You know, for when you gotta bug out.

I can use this same methodical approach for working through any difficult situation – whether on vacation overseas or exploring new areas of town where we live. The key? Practice makes perfect so as professionals, our entire job revolves around ensuring skills are sharpened constantly and used effectively during stressful situations like these.”

It is important to recognize the key moment in decision-making. It’s not when you are feeling a strong emotion; it’s actually after those emotions have subsided and your logic starts kicking into gear again. Once this happens, assess what facts there are at hand then make an informed choice on which way of action to take–do not be rash with your decisions! For instance, if someone walks up while I’m talking passionately about my favorite subject matter (in other words: emotional), they might think that all opinions count as valid no matter how ridiculous or idiotic their input may seem – but really now? When these people come back around later thinking logically without feelings involved and find out just how much nonsense was spouted during our previous

You’re in a restaurant for the first time. It’s important to plan your path through and around before you start eating, make sure that if there is an emergency situation, where are the exits? Where can I sit so I am able to observe people coming in or out of the door without being too noticeable myself? What will it be like when my car comes up with no one else waiting by it – what should I do? Make some quick plans now about how you’ll act if certain situations arise: If this happens; then get ready!

Tired of the same old boring self-defense advice? This is your chance! There are plenty more tips to learn, so go ahead and keep reading.

You’re almost done with this series on personal safety for every woman – you’ve learned how keeping yourself safe at home can be as simple as locking a door or turning lights off when going to sleep. Now it’s time to think about what happens if someone does break in while you’re out: make sure that there’s always somebody who knows where you’ll be and gives them permission over text message (those three little dots will let those people know they have an incoming chat) before leaving; take the number for emergency services into account during planning routes around town; stay aware of surroundings

Your personal protection device, while often considered an accessory or a part of our daily routine, is actually the difference between being victimized and being saved. And if you want to be prepared for that moment when it might just save your life? Take care in knowing how situational awareness can help keep you safe wherever you are! To have this perspective means having the knowledge about what’s going on around you at all times-and with EDC survival tools near by so they’re always handy.

Situation Awareness is important because it helps us stay primed and ready for whatever comes next; whether someone tries to rob us from afar or we should happen upon any untoward incident where quick thinking may make all the difference in staying alive. By remembering Situational
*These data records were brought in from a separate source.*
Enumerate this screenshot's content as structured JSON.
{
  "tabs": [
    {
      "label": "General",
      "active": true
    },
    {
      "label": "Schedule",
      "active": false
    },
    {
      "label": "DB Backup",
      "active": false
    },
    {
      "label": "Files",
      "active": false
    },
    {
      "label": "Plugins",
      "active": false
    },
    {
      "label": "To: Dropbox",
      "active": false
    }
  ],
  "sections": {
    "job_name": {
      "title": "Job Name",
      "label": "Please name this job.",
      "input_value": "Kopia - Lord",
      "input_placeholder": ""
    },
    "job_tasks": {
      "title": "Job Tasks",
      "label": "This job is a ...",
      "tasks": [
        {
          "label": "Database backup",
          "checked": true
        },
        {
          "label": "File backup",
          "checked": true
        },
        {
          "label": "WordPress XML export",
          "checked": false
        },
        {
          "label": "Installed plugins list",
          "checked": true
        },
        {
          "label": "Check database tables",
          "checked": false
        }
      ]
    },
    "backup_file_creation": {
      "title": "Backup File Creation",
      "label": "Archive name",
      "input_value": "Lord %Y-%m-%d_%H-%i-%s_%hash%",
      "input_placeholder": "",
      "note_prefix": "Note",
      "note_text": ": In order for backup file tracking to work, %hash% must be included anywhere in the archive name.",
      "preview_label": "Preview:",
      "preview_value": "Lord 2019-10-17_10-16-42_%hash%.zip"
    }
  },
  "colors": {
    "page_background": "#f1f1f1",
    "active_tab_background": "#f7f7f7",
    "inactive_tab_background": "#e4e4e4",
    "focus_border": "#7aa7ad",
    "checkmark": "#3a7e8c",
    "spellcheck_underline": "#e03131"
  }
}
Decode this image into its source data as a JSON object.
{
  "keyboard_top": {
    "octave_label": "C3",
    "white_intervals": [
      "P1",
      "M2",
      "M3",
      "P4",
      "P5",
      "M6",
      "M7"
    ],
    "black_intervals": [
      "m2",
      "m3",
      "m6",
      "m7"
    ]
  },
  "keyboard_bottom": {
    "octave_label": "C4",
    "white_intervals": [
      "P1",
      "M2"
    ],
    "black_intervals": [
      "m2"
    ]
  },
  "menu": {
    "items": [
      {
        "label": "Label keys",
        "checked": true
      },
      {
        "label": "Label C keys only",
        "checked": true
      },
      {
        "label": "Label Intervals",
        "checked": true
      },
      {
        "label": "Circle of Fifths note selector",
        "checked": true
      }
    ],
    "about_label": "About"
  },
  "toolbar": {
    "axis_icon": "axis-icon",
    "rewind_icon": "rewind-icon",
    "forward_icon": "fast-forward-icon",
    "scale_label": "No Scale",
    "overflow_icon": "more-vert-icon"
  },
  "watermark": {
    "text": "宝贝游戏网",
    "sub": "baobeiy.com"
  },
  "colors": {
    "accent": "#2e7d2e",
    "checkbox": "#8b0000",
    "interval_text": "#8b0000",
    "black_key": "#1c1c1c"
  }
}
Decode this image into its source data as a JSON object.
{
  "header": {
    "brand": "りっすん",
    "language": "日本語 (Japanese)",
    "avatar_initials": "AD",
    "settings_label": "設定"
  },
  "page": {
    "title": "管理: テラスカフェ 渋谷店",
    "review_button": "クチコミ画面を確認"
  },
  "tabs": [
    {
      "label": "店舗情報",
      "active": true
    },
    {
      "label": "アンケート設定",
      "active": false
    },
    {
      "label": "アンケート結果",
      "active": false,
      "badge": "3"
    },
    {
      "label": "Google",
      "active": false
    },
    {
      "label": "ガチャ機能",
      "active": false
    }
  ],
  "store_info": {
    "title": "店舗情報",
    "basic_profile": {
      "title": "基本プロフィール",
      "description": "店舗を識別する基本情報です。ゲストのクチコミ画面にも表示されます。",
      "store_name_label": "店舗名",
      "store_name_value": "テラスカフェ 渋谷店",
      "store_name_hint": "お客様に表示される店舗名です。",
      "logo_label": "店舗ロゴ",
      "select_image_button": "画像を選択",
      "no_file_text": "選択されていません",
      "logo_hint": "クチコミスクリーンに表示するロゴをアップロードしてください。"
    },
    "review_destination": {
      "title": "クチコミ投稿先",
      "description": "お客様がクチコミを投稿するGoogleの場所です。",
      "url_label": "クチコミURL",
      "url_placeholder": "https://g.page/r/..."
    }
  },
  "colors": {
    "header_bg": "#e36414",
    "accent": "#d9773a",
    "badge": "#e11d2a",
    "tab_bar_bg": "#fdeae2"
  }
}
A security guard at a mall in New York recounts the time he was working and noticed something odd. “I saw this guy just, like walk right up to me,” says John (name changed), recalling his experience while on patrol one day. He had been walking down an aisle when someone approached him without their badge scan ID out or anything else that would have alerted them as being allowed into the area they were about to enter.”He got close enough for my alarm system not only beep but also stop responding- I didn’t know if it malfunctioned or what happened because of how quickly everything transpired” said John with worry evident in his voice. The man tried grabbing onto him immediately after entering asking: “Where are you going? What